====== EXERCISE INPUT ======

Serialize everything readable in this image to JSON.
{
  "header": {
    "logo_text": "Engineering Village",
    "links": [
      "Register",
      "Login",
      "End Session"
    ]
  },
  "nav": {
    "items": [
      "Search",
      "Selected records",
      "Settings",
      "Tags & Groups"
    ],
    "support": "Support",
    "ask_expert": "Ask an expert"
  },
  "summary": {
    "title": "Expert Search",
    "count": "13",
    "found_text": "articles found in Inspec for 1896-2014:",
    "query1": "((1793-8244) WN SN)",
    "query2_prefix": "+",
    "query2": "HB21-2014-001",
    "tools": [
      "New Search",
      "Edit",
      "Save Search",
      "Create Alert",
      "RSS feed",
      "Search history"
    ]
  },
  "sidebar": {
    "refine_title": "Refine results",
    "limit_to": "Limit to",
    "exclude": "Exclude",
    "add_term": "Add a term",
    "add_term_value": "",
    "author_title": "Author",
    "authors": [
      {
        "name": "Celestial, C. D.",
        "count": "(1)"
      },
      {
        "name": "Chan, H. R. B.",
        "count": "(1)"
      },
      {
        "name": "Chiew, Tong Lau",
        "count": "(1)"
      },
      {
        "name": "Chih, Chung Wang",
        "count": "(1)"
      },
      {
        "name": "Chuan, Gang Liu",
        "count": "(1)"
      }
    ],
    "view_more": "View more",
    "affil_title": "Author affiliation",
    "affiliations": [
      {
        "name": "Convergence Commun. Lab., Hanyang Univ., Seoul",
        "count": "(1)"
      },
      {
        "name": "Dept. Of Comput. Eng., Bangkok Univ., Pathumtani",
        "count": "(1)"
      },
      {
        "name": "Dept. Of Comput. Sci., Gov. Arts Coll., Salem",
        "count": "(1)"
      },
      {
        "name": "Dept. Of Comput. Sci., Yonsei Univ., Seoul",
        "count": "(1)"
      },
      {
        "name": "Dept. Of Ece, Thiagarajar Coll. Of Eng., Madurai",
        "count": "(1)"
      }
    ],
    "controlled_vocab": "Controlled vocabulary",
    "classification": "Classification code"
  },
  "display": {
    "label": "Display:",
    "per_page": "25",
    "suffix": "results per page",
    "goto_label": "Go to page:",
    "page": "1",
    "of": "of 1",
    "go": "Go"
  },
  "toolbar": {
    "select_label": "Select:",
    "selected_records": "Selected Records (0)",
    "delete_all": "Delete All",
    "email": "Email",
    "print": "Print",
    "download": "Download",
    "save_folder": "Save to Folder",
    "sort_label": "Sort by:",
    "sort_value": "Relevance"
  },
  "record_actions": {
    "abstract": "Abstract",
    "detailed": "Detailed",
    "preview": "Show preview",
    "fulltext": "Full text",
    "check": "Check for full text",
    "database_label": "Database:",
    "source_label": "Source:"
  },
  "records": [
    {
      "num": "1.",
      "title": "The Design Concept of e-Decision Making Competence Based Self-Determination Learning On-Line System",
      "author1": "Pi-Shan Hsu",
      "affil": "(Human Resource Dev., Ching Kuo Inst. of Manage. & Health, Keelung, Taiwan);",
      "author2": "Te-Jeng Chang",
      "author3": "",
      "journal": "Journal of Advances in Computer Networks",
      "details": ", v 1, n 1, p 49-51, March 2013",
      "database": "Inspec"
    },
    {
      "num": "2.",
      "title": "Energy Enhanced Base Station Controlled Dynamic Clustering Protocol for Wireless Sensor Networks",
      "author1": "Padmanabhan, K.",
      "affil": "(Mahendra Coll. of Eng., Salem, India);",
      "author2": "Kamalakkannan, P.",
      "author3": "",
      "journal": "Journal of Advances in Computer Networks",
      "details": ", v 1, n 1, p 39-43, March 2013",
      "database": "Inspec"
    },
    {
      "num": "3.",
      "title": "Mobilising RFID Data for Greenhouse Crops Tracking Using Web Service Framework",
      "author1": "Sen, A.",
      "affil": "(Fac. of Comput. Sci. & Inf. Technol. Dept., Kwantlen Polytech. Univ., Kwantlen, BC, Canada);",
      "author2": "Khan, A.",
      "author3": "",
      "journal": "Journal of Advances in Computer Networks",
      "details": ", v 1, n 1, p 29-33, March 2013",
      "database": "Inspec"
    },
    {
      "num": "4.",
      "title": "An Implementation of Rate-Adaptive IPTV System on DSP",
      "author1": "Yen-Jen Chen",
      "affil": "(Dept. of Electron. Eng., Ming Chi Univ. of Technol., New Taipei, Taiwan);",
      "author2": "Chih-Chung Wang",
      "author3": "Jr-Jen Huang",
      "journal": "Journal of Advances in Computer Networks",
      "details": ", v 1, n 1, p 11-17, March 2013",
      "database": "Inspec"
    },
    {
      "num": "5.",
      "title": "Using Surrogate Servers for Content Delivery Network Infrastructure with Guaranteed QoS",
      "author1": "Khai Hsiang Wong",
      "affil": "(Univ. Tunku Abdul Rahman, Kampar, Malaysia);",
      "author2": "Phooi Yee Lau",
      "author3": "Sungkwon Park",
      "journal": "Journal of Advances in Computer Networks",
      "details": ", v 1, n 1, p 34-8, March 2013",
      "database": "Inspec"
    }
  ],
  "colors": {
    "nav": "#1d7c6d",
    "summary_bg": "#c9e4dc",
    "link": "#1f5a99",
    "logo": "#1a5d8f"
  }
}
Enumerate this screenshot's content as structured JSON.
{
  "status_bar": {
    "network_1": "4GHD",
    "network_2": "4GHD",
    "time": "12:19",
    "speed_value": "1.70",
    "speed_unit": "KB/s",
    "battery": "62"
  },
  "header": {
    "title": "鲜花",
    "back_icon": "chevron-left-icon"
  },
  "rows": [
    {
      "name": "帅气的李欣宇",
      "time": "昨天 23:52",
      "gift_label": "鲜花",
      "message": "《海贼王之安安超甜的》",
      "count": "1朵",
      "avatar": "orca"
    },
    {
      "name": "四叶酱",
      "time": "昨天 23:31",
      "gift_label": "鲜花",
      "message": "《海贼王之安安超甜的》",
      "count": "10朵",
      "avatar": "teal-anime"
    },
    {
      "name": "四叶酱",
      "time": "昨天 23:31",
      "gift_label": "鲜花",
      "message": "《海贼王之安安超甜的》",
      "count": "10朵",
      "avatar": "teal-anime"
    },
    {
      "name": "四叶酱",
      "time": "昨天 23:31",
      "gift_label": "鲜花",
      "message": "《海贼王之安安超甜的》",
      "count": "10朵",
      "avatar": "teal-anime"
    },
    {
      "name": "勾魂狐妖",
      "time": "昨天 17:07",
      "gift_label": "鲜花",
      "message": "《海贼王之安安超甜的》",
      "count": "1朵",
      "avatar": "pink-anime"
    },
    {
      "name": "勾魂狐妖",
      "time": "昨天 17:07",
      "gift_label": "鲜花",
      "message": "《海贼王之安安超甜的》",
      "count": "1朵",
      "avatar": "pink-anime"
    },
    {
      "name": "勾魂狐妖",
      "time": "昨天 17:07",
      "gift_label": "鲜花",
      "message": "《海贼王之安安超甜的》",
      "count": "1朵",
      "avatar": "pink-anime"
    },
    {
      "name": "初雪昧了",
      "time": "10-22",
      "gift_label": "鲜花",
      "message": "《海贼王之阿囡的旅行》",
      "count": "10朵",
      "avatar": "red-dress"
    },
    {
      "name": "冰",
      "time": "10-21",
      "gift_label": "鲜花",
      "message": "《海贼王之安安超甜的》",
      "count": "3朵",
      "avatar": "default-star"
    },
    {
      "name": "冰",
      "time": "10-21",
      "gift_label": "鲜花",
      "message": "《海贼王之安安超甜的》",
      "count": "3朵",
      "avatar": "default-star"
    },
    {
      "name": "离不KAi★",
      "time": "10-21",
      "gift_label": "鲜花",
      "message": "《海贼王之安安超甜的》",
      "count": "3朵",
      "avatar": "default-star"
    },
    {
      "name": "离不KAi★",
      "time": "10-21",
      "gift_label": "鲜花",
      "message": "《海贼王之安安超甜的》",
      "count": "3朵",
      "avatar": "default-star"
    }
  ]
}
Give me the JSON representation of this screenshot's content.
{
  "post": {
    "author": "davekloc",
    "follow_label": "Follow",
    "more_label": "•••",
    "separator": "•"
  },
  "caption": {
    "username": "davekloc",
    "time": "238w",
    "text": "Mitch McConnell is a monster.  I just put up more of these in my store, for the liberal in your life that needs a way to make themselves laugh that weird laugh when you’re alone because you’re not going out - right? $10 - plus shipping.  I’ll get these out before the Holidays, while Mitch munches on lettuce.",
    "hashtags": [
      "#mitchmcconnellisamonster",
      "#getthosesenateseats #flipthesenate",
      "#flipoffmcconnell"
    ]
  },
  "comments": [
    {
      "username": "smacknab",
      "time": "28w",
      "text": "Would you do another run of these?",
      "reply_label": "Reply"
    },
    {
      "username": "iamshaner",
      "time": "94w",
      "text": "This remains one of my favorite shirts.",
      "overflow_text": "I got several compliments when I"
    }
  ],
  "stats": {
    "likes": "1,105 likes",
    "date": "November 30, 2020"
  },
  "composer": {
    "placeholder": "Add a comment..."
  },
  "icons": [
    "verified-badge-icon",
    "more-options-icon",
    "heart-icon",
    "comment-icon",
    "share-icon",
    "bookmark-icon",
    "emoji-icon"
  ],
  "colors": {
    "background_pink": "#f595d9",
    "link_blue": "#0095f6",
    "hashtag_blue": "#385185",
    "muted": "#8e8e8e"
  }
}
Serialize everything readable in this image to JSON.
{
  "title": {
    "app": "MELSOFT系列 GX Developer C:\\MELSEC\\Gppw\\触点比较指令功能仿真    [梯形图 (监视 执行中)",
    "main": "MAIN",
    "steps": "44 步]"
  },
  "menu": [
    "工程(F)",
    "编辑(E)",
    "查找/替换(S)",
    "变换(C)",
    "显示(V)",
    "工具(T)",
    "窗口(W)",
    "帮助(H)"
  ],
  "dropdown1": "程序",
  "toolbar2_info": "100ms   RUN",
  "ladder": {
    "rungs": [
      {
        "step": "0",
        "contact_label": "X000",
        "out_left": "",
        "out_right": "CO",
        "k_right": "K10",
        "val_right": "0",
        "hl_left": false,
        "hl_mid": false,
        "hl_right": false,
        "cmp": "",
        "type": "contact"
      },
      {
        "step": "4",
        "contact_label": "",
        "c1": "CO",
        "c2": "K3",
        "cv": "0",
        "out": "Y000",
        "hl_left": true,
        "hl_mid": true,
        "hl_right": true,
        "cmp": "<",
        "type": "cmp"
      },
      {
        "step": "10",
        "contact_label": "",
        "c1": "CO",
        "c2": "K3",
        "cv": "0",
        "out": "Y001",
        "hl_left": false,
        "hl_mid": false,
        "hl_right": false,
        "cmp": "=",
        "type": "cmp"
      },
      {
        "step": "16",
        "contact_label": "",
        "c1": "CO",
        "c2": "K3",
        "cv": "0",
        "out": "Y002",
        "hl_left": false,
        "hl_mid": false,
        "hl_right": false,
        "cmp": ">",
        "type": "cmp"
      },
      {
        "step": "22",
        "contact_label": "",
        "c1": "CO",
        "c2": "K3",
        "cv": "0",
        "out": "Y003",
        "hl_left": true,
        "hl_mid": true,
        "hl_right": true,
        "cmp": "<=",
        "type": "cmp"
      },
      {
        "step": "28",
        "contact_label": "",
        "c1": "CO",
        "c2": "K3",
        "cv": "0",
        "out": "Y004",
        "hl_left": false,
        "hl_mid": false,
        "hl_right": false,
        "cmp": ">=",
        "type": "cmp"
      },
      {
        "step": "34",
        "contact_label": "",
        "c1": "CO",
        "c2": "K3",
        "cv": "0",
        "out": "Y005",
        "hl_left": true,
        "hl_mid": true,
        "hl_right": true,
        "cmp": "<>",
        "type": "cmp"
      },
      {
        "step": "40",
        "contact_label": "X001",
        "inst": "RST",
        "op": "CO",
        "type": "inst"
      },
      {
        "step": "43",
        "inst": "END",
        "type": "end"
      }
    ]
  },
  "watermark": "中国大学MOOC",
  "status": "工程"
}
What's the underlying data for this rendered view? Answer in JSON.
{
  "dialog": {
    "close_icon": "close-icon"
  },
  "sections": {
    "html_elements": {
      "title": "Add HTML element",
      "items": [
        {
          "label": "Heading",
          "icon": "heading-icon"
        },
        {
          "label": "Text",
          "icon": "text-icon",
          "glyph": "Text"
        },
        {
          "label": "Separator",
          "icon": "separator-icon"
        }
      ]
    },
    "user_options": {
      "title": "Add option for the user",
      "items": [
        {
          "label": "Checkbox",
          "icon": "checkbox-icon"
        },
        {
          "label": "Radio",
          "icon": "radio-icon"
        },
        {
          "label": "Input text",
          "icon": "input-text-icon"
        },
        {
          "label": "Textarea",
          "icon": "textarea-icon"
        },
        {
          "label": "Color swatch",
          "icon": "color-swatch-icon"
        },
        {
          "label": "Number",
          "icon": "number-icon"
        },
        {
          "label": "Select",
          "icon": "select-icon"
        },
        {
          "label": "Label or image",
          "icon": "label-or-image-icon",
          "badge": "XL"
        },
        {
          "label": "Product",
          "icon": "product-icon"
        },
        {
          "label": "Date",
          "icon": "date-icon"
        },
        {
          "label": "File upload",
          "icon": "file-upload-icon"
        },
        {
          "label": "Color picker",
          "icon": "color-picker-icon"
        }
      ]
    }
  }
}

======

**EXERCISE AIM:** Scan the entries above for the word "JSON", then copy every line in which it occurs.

**RESPONSE BOX:**
Serialize everything readable in this image to JSON.
Enumerate this screenshot's content as structured JSON.
Give me the JSON representation of this screenshot's content.
Serialize everything readable in this image to JSON.
What's the underlying data for this rendered view? Answer in JSON.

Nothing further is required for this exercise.